The old erroneous argument again
Or is it "the old prejudiced argument again"?
"where workers behave as employees but avoid paying regular income tax and National Insurance contributions by billing for their services through PSCs, which are taxed at lower corporate rates."
Once and for all, let's get this straight.
Income received by a "personal service company" (a class of business that doesn't actually have any statutory definition by the way), as that of any other limited company, is not available tax free to be rifled by its directors. The "lower corporate rates" alluded to only apply to company profits that remain after payment of the contractor's salary and other business expenses.
A limited company contractor is employed by their own company and receives a salary on which income tax and national insurance are duly paid. The company also pays employer's national insurance contributions for its employee (the contractor). Any profit left over in the company after these costs and legitimate business expenses is subject to corporation tax. Consequently, all else being equal, the contractor's limited company pays more tax overall than the contractor would have done if employed directly by an end client (i..e. some of the tax burden is transferred from the end client to the contractor's own company).
The only "tax breaks" available to the limited company contractor are business expenses paid out of personal income (which would otherwise be refunded, and claimed back against tax, by their client) and apportioning remuneration between salary and dividend, which is practiced almost universally by directors of limited companies not classed by HMRC as "personal service companies". These are facts.

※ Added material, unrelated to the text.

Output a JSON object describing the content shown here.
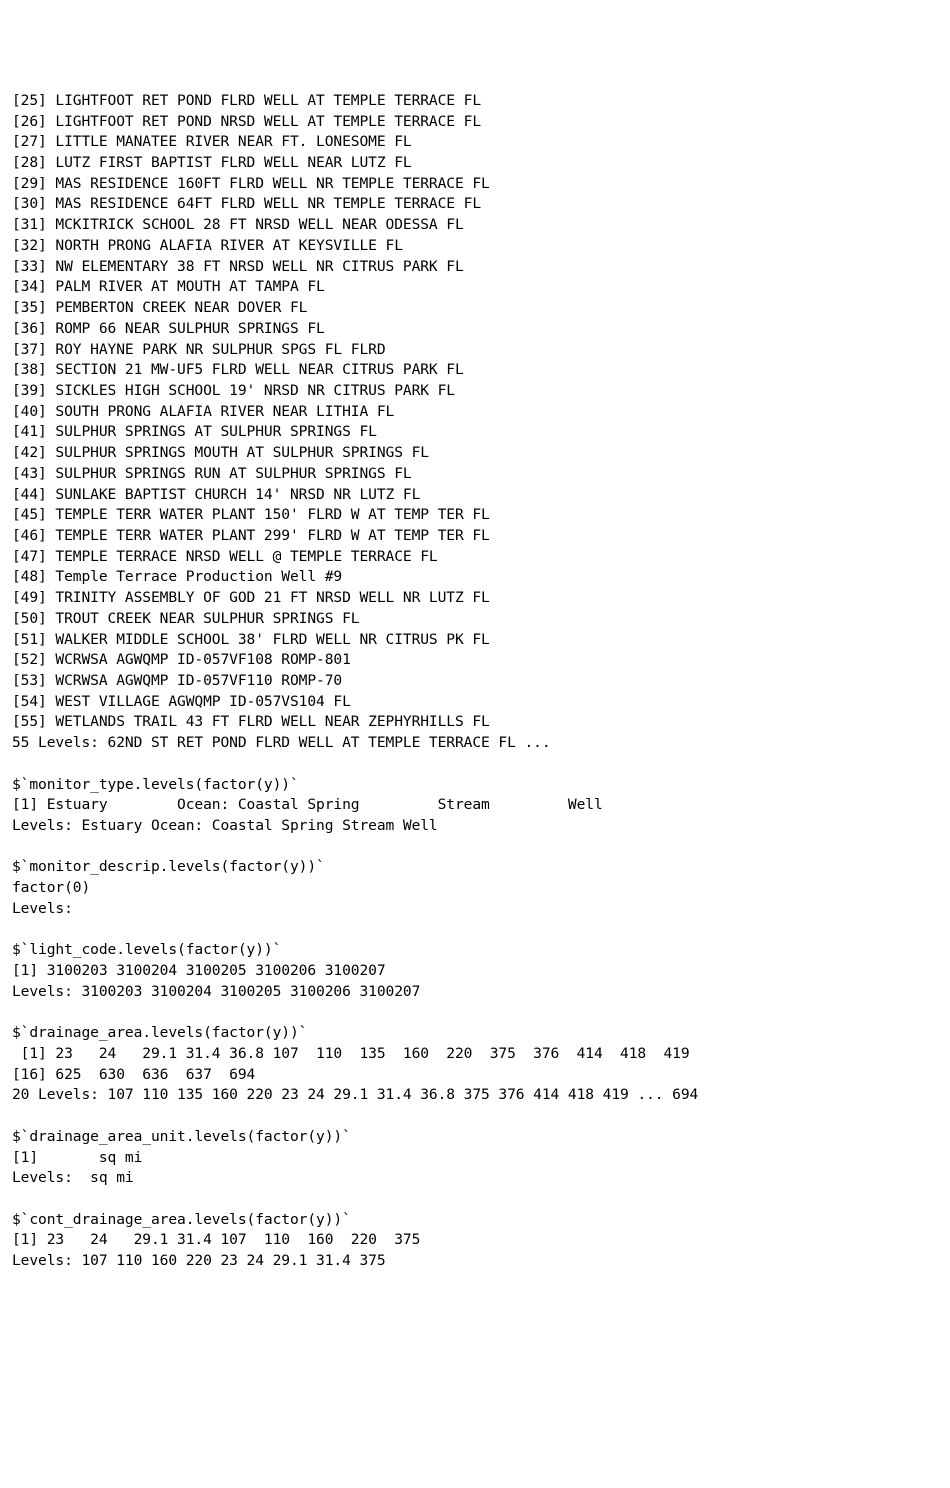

So, unless fraudulent activity is present, the only real difference is who pays HMRC. There are plenty of mechanisms for dealing with fraudulent activity, despite which HMRC seems to turn a blind eye to a lot of it, particularly on the part of larger enterprises (just read any issue of Private Eye).